[XML-SIG] DOM Nodes: Identity test

Paul Prescod paul@prescod.net
Thu, 25 Mar 1999 15:46:14 -0600

"Andrew M. Kuchling" wrote:

Note that the discussion last year started out on a different basis:

> Briefly, what should 'node1 == node2' do?  In Python, object
> identity is tested using the 'is' operator, so 'node1 is node2'
> returns true iff node1 and node2 are actually the same object.  

But that doesn't work, right? So this doesn't follow:

> 'node1 == node2' should therefore test for equal values of the node.

So you started down the path of trying to figure out value equality. And
as you've pointed out there is no decent definition for it except maybe
"nodes in the same place, in the same tree, with the same attributes and
the same children" -- i.e. identical to identity.

> At
> the time, we concluded that no reasonable meaning for == could be
> chosen, and if a future DOM Level N draft specifies some different
> behaviour, we're in trouble, so it would be best to have a completely
> different method for such comparisons.

I don't see how the DOM could specify something for such a
language-specific concept. The "==" syntax has a different behaviour in
C++, Java and Python. It doesn't even exist in Scheme. Therefore we should
expect to choose our own behaviour based on Python semantics.

Actually, isSameNode seems like something that they are more likely to
specify. After all, method calls are language independent but operators
are not.. So the danger of conflict there is higher, not lower.

>         So, how about isSameNode()?  node1.isSameNode(node2) returns
> true iff node1 and node2 refer to the same underlying node in the
> tree.

I could live with isSameNode but I prefer "==".

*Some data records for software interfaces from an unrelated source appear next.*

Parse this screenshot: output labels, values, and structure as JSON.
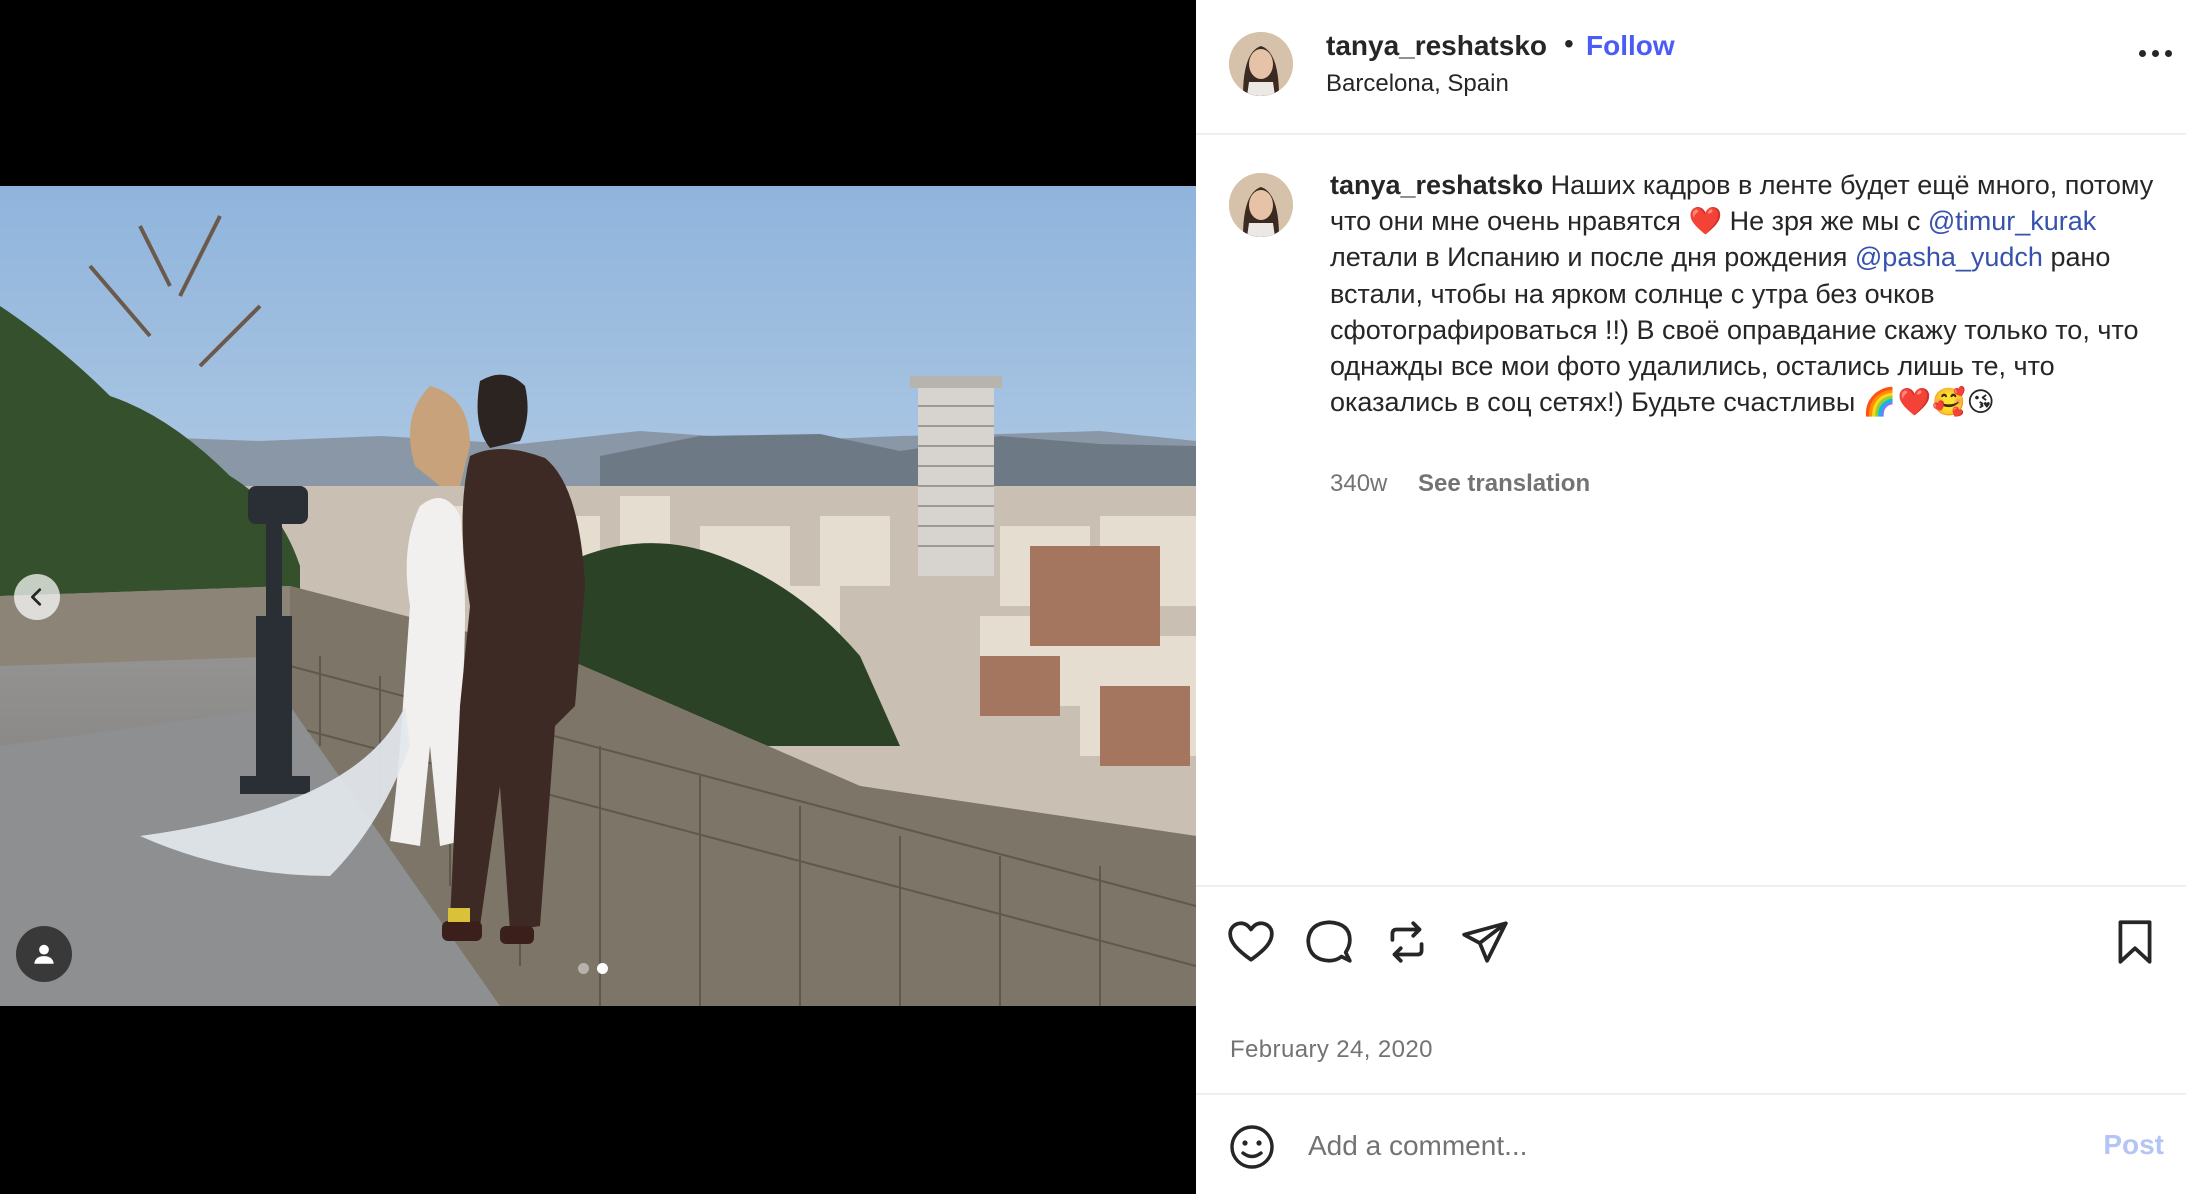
{
  "post": {
    "username": "tanya_reshatsko",
    "separator": "•",
    "follow_label": "Follow",
    "location": "Barcelona, Spain",
    "more_icon": "more-horizontal-icon"
  },
  "caption": {
    "username": "tanya_reshatsko",
    "text_1": " Наших кадров в ленте будет ещё много, потому что они мне очень нравятся ",
    "emoji_1": "❤️",
    "text_2": " Не зря же мы с ",
    "mention_1": "@timur_kurak",
    "text_3": " летали в Испанию и после дня рождения ",
    "mention_2": "@pasha_yudch",
    "text_4": " рано встали, чтобы на ярком солнце с утра без очков сфотографироваться !!) В своё оправдание скажу только то, что однажды все мои фото удалились, остались лишь те, что оказались в соц сетях!) Будьте счастливы ",
    "emoji_2": "🌈❤️🥰😘",
    "time": "340w",
    "see_translation": "See translation"
  },
  "media": {
    "carousel_total": 2,
    "carousel_active": 2,
    "prev_icon": "chevron-left-icon",
    "tag_icon": "user-tag-icon"
  },
  "actions": {
    "icons": [
      "heart-icon",
      "comment-icon",
      "repost-icon",
      "share-icon",
      "bookmark-icon"
    ]
  },
  "date": "February 24, 2020",
  "comment_box": {
    "placeholder": "Add a comment...",
    "post_label": "Post",
    "emoji_icon": "emoji-smile-icon"
  },
  "colors": {
    "follow": "#4a5cf5",
    "mention": "#3752ad",
    "post_disabled": "#b3c4f5",
    "muted_text": "#737373"
  }
}
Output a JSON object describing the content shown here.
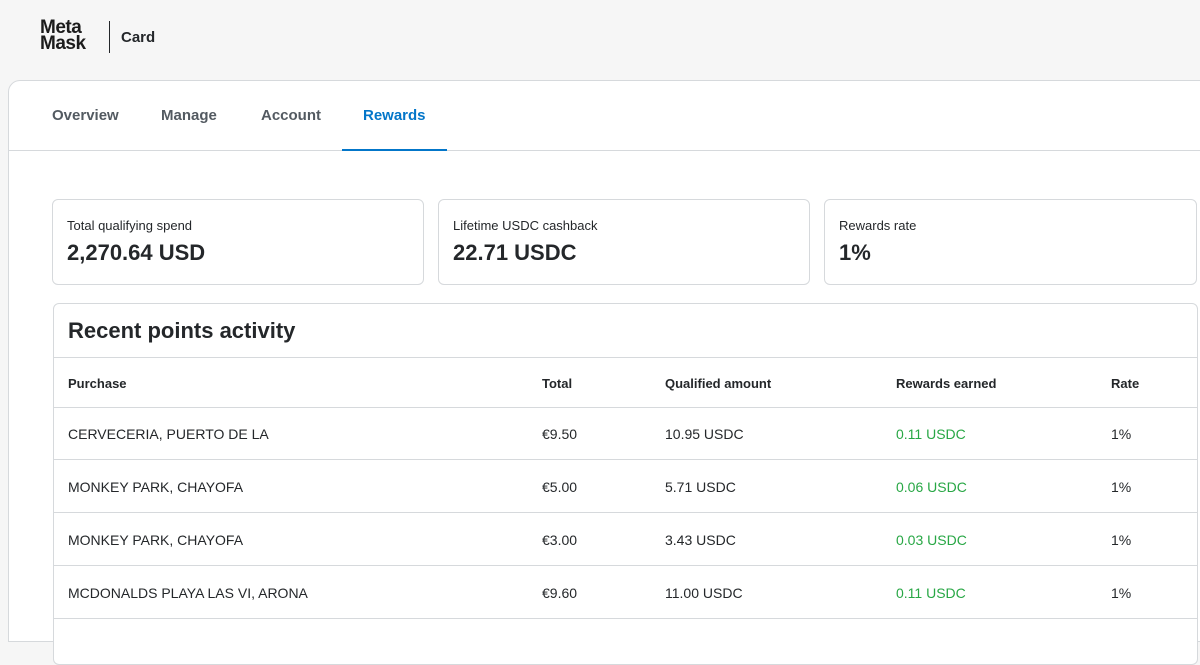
{
  "brand": {
    "logo_line1": "Meta",
    "logo_line2": "Mask",
    "product": "Card"
  },
  "tabs": [
    {
      "label": "Overview",
      "active": false
    },
    {
      "label": "Manage",
      "active": false
    },
    {
      "label": "Account",
      "active": false
    },
    {
      "label": "Rewards",
      "active": true
    }
  ],
  "stats": [
    {
      "label": "Total qualifying spend",
      "value": "2,270.64 USD"
    },
    {
      "label": "Lifetime USDC cashback",
      "value": "22.71 USDC"
    },
    {
      "label": "Rewards rate",
      "value": "1%"
    }
  ],
  "activity": {
    "title": "Recent points activity",
    "columns": [
      "Purchase",
      "Total",
      "Qualified amount",
      "Rewards earned",
      "Rate"
    ],
    "rows": [
      {
        "purchase": "CERVECERIA, PUERTO DE LA",
        "total": "€9.50",
        "qualified": "10.95 USDC",
        "earned": "0.11 USDC",
        "rate": "1%"
      },
      {
        "purchase": "MONKEY PARK, CHAYOFA",
        "total": "€5.00",
        "qualified": "5.71 USDC",
        "earned": "0.06 USDC",
        "rate": "1%"
      },
      {
        "purchase": "MONKEY PARK, CHAYOFA",
        "total": "€3.00",
        "qualified": "3.43 USDC",
        "earned": "0.03 USDC",
        "rate": "1%"
      },
      {
        "purchase": "MCDONALDS PLAYA LAS VI, ARONA",
        "total": "€9.60",
        "qualified": "11.00 USDC",
        "earned": "0.11 USDC",
        "rate": "1%"
      }
    ]
  },
  "colors": {
    "accent": "#0376c9",
    "reward_green": "#28a745",
    "border": "#d6d9dc"
  }
}
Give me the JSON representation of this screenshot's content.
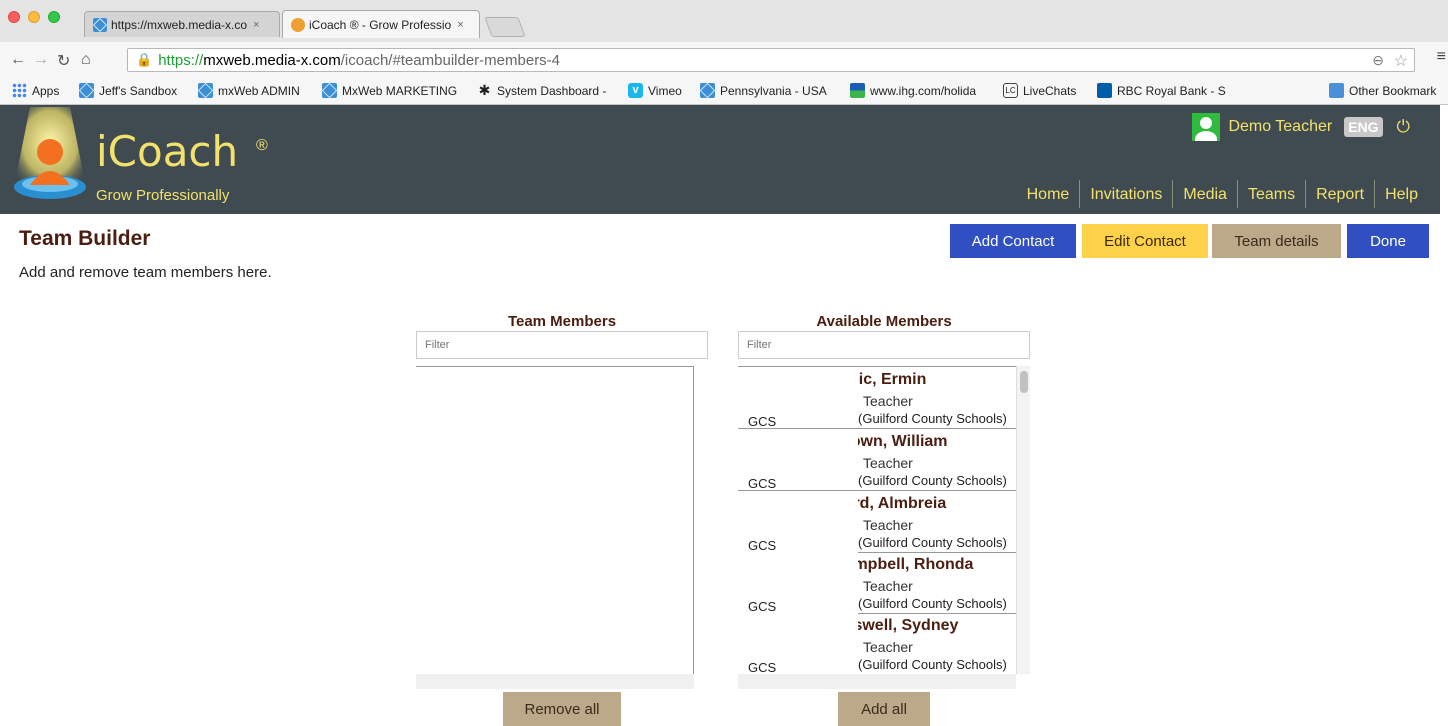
{
  "browser": {
    "tabs": [
      {
        "title": "https://mxweb.media-x.co",
        "close": "×"
      },
      {
        "title": "iCoach ® - Grow Professio",
        "close": "×"
      }
    ],
    "url": {
      "scheme": "https://",
      "host": "mxweb.media-x.com",
      "path": "/icoach/#teambuilder-members-4"
    },
    "bookmarks": [
      {
        "label": "Apps",
        "icon": "apps-grid-icon"
      },
      {
        "label": "Jeff's Sandbox",
        "icon": "mx-icon"
      },
      {
        "label": "mxWeb ADMIN",
        "icon": "mx-icon"
      },
      {
        "label": "MxWeb MARKETING",
        "icon": "mx-icon"
      },
      {
        "label": "System Dashboard -",
        "icon": "system-icon"
      },
      {
        "label": "Vimeo",
        "icon": "vimeo-icon"
      },
      {
        "label": "Pennsylvania - USA",
        "icon": "mx-icon"
      },
      {
        "label": "www.ihg.com/holida",
        "icon": "ihg-icon"
      },
      {
        "label": "LiveChats",
        "icon": "lc-icon"
      },
      {
        "label": "RBC Royal Bank - S",
        "icon": "rbc-icon"
      },
      {
        "label": "Other Bookmark",
        "icon": "folder-icon"
      }
    ]
  },
  "header": {
    "brand": "iCoach",
    "registered": "®",
    "tagline": "Grow Professionally",
    "user_name": "Demo Teacher",
    "lang": "ENG",
    "nav": [
      "Home",
      "Invitations",
      "Media",
      "Teams",
      "Report",
      "Help"
    ]
  },
  "page": {
    "title": "Team Builder",
    "subtitle": "Add and remove team members here.",
    "buttons": {
      "add_contact": "Add Contact",
      "edit_contact": "Edit Contact",
      "team_details": "Team details",
      "done": "Done"
    }
  },
  "team_members": {
    "title": "Team Members",
    "filter_placeholder": "Filter",
    "remove_all": "Remove all"
  },
  "available_members": {
    "title": "Available Members",
    "filter_placeholder": "Filter",
    "add_all": "Add all",
    "items": [
      {
        "name": "Bibic, Ermin",
        "role": "Teacher",
        "school": "(Guilford County Schools)",
        "code": "GCS"
      },
      {
        "name": "Brown, William",
        "role": "Teacher",
        "school": "(Guilford County Schools)",
        "code": "GCS"
      },
      {
        "name": "Byrd, Almbreia",
        "role": "Teacher",
        "school": "(Guilford County Schools)",
        "code": "GCS"
      },
      {
        "name": "Campbell, Rhonda",
        "role": "Teacher",
        "school": "(Guilford County Schools)",
        "code": "GCS"
      },
      {
        "name": "Caswell, Sydney",
        "role": "Teacher",
        "school": "(Guilford County Schools)",
        "code": "GCS"
      }
    ]
  },
  "colors": {
    "header_bg": "#3f4b50",
    "brand_yellow": "#f3e16d",
    "primary_blue": "#2f4fc2",
    "warning_yellow": "#fdd14a",
    "tan": "#bca98a",
    "title_brown": "#4a1e10"
  }
}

 Paul Prescod  - ISOGEN Consulting Engineer speaking for only himself

"Perpetually obsolescing and thus losing all data and programs every 10
years (the current pattern) is no way to run an information economy or
a civilization." - Stewart Brand, founder of the Whole Earth Catalog